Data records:
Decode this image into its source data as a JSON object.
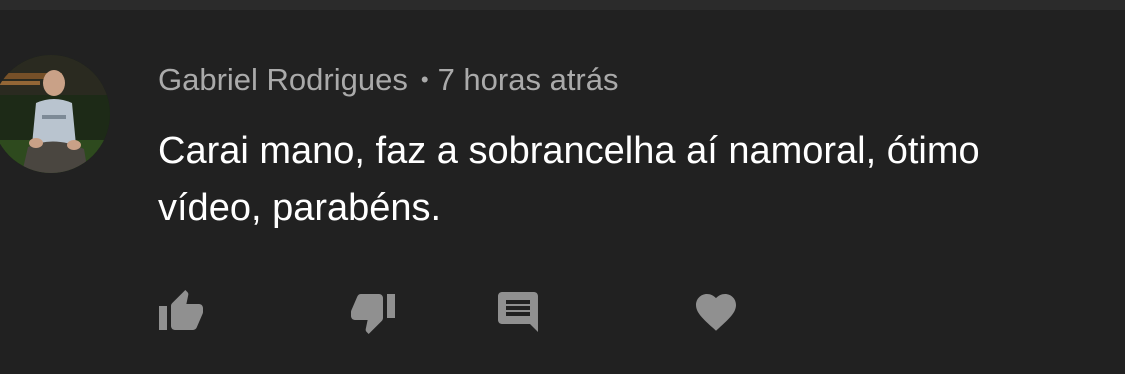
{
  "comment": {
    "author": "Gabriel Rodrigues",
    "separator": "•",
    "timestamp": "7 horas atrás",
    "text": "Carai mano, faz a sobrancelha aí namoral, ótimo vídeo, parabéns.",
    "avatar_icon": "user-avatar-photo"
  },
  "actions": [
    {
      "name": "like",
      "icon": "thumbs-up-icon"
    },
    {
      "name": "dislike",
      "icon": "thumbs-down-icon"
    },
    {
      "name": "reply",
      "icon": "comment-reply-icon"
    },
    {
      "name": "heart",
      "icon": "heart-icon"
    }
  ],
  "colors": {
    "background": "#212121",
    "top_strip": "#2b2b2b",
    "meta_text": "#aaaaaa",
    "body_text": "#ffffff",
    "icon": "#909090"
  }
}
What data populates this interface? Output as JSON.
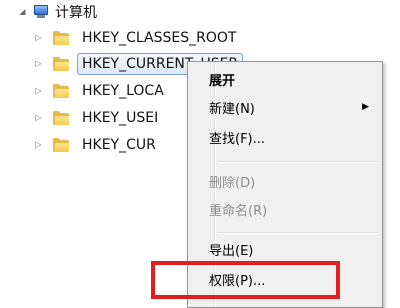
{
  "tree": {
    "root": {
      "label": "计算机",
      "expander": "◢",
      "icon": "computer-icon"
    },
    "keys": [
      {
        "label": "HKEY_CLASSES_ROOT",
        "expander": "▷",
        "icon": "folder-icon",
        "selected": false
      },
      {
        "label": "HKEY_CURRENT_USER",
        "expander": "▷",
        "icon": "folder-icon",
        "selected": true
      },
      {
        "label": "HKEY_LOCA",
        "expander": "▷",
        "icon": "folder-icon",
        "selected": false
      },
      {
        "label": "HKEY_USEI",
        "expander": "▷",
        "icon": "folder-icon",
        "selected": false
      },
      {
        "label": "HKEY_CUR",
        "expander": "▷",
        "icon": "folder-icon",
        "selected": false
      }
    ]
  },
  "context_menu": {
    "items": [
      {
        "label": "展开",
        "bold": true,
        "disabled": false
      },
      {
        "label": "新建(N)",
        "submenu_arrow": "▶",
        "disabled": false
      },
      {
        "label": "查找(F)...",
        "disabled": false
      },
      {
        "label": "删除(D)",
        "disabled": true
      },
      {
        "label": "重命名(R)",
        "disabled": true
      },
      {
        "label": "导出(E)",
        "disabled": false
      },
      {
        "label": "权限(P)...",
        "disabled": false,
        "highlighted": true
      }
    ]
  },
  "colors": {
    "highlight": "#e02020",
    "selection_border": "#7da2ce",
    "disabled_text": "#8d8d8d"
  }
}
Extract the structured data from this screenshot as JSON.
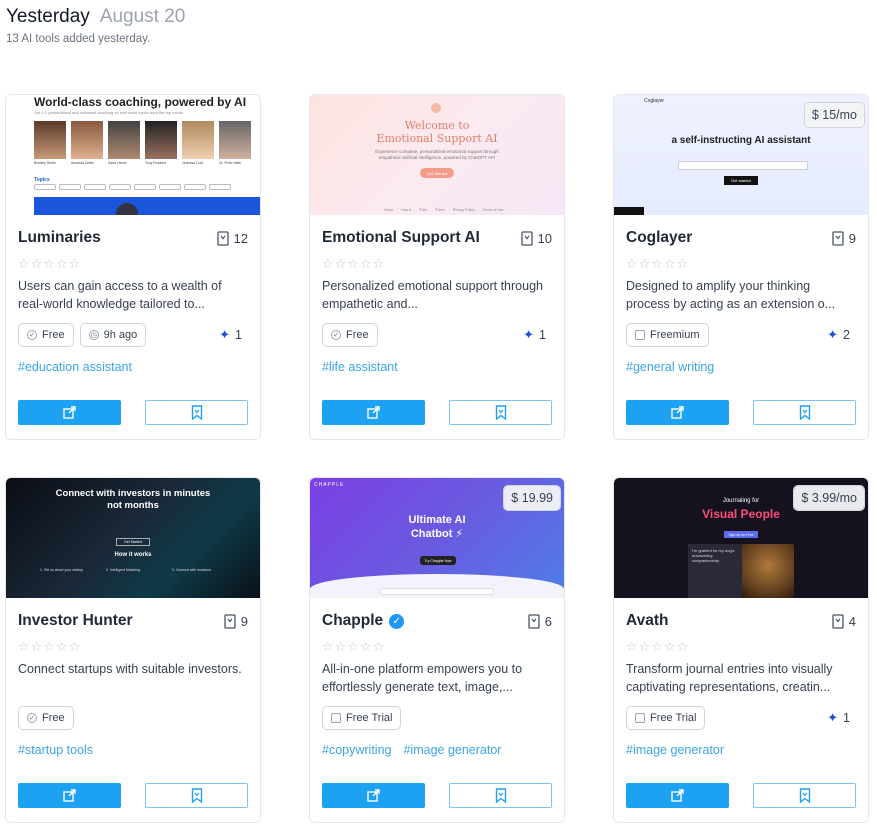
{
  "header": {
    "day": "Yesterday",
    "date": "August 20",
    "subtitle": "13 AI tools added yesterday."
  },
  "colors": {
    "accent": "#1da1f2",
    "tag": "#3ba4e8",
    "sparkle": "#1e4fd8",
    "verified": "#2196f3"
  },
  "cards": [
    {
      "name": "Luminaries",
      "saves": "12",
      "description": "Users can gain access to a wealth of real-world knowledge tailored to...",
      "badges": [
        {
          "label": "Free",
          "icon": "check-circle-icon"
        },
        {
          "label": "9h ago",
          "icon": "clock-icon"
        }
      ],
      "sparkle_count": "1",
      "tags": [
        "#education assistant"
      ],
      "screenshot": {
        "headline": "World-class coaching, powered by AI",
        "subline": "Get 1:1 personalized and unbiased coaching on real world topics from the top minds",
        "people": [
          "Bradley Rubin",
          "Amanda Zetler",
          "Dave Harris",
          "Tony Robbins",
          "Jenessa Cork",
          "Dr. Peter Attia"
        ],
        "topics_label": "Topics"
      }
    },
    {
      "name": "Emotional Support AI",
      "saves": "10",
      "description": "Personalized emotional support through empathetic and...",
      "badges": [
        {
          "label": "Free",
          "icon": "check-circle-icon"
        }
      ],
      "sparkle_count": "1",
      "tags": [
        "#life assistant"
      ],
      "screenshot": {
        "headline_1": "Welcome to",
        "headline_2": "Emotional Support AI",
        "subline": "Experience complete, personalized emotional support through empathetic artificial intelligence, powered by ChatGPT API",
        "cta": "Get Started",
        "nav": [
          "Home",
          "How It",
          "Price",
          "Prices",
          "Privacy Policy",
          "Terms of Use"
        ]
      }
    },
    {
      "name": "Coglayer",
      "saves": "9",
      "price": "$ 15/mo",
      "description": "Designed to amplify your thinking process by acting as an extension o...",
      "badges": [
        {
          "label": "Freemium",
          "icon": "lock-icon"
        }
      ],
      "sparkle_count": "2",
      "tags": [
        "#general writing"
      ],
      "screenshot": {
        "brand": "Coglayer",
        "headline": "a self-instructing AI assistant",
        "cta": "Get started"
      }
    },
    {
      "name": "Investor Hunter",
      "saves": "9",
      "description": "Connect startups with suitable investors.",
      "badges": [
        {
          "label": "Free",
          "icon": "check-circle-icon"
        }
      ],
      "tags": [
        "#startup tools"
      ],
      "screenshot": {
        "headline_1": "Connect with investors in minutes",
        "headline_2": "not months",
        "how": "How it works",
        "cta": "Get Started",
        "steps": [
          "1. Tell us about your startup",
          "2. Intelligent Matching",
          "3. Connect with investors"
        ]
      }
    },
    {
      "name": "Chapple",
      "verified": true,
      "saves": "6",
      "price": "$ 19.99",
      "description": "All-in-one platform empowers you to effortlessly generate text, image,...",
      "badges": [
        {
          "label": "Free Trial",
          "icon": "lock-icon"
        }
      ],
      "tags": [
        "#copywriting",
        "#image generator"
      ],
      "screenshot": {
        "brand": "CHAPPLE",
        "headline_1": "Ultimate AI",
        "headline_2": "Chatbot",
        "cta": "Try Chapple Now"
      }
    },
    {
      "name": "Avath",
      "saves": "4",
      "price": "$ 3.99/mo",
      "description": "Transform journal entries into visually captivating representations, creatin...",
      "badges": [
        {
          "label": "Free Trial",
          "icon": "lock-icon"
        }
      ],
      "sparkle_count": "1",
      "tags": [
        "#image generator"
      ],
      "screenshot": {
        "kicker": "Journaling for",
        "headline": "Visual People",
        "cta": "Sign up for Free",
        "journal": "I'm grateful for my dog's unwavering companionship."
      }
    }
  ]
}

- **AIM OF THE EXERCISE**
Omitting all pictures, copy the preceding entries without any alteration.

- **OUTPUT OF THE EXERCISE**
Decode this image into its source data as a JSON object.
{
  "comment": {
    "author": "Gabriel Rodrigues",
    "separator": "•",
    "timestamp": "7 horas atrás",
    "text": "Carai mano, faz a sobrancelha aí namoral, ótimo vídeo, parabéns.",
    "avatar_icon": "user-avatar-photo"
  },
  "actions": [
    {
      "name": "like",
      "icon": "thumbs-up-icon"
    },
    {
      "name": "dislike",
      "icon": "thumbs-down-icon"
    },
    {
      "name": "reply",
      "icon": "comment-reply-icon"
    },
    {
      "name": "heart",
      "icon": "heart-icon"
    }
  ],
  "colors": {
    "background": "#212121",
    "top_strip": "#2b2b2b",
    "meta_text": "#aaaaaa",
    "body_text": "#ffffff",
    "icon": "#909090"
  }
}
What data populates this interface? Output as JSON.
{
  "tree": {
    "root": {
      "label": "计算机",
      "expander": "◢",
      "icon": "computer-icon"
    },
    "keys": [
      {
        "label": "HKEY_CLASSES_ROOT",
        "expander": "▷",
        "icon": "folder-icon",
        "selected": false
      },
      {
        "label": "HKEY_CURRENT_USER",
        "expander": "▷",
        "icon": "folder-icon",
        "selected": true
      },
      {
        "label": "HKEY_LOCA",
        "expander": "▷",
        "icon": "folder-icon",
        "selected": false
      },
      {
        "label": "HKEY_USEI",
        "expander": "▷",
        "icon": "folder-icon",
        "selected": false
      },
      {
        "label": "HKEY_CUR",
        "expander": "▷",
        "icon": "folder-icon",
        "selected": false
      }
    ]
  },
  "context_menu": {
    "items": [
      {
        "label": "展开",
        "bold": true,
        "disabled": false
      },
      {
        "label": "新建(N)",
        "submenu_arrow": "▶",
        "disabled": false
      },
      {
        "label": "查找(F)...",
        "disabled": false
      },
      {
        "label": "删除(D)",
        "disabled": true
      },
      {
        "label": "重命名(R)",
        "disabled": true
      },
      {
        "label": "导出(E)",
        "disabled": false
      },
      {
        "label": "权限(P)...",
        "disabled": false,
        "highlighted": true
      }
    ]
  },
  "colors": {
    "highlight": "#e02020",
    "selection_border": "#7da2ce",
    "disabled_text": "#8d8d8d"
  }
}
Extract the structured data from this screenshot as JSON.
{
  "header": {
    "day": "Yesterday",
    "date": "August 20",
    "subtitle": "13 AI tools added yesterday."
  },
  "colors": {
    "accent": "#1da1f2",
    "tag": "#3ba4e8",
    "sparkle": "#1e4fd8",
    "verified": "#2196f3"
  },
  "cards": [
    {
      "name": "Luminaries",
      "saves": "12",
      "description": "Users can gain access to a wealth of real-world knowledge tailored to...",
      "badges": [
        {
          "label": "Free",
          "icon": "check-circle-icon"
        },
        {
          "label": "9h ago",
          "icon": "clock-icon"
        }
      ],
      "sparkle_count": "1",
      "tags": [
        "#education assistant"
      ],
      "screenshot": {
        "headline": "World-class coaching, powered by AI",
        "subline": "Get 1:1 personalized and unbiased coaching on real world topics from the top minds",
        "people": [
          "Bradley Rubin",
          "Amanda Zetler",
          "Dave Harris",
          "Tony Robbins",
          "Jenessa Cork",
          "Dr. Peter Attia"
        ],
        "topics_label": "Topics"
      }
    },
    {
      "name": "Emotional Support AI",
      "saves": "10",
      "description": "Personalized emotional support through empathetic and...",
      "badges": [
        {
          "label": "Free",
          "icon": "check-circle-icon"
        }
      ],
      "sparkle_count": "1",
      "tags": [
        "#life assistant"
      ],
      "screenshot": {
        "headline_1": "Welcome to",
        "headline_2": "Emotional Support AI",
        "subline": "Experience complete, personalized emotional support through empathetic artificial intelligence, powered by ChatGPT API",
        "cta": "Get Started",
        "nav": [
          "Home",
          "How It",
          "Price",
          "Prices",
          "Privacy Policy",
          "Terms of Use"
        ]
      }
    },
    {
      "name": "Coglayer",
      "saves": "9",
      "price": "$ 15/mo",
      "description": "Designed to amplify your thinking process by acting as an extension o...",
      "badges": [
        {
          "label": "Freemium",
          "icon": "lock-icon"
        }
      ],
      "sparkle_count": "2",
      "tags": [
        "#general writing"
      ],
      "screenshot": {
        "brand": "Coglayer",
        "headline": "a self-instructing AI assistant",
        "cta": "Get started"
      }
    },
    {
      "name": "Investor Hunter",
      "saves": "9",
      "description": "Connect startups with suitable investors.",
      "badges": [
        {
          "label": "Free",
          "icon": "check-circle-icon"
        }
      ],
      "tags": [
        "#startup tools"
      ],
      "screenshot": {
        "headline_1": "Connect with investors in minutes",
        "headline_2": "not months",
        "how": "How it works",
        "cta": "Get Started",
        "steps": [
          "1. Tell us about your startup",
          "2. Intelligent Matching",
          "3. Connect with investors"
        ]
      }
    },
    {
      "name": "Chapple",
      "verified": true,
      "saves": "6",
      "price": "$ 19.99",
      "description": "All-in-one platform empowers you to effortlessly generate text, image,...",
      "badges": [
        {
          "label": "Free Trial",
          "icon": "lock-icon"
        }
      ],
      "tags": [
        "#copywriting",
        "#image generator"
      ],
      "screenshot": {
        "brand": "CHAPPLE",
        "headline_1": "Ultimate AI",
        "headline_2": "Chatbot",
        "cta": "Try Chapple Now"
      }
    },
    {
      "name": "Avath",
      "saves": "4",
      "price": "$ 3.99/mo",
      "description": "Transform journal entries into visually captivating representations, creatin...",
      "badges": [
        {
          "label": "Free Trial",
          "icon": "lock-icon"
        }
      ],
      "sparkle_count": "1",
      "tags": [
        "#image generator"
      ],
      "screenshot": {
        "kicker": "Journaling for",
        "headline": "Visual People",
        "cta": "Sign up for Free",
        "journal": "I'm grateful for my dog's unwavering companionship."
      }
    }
  ]
}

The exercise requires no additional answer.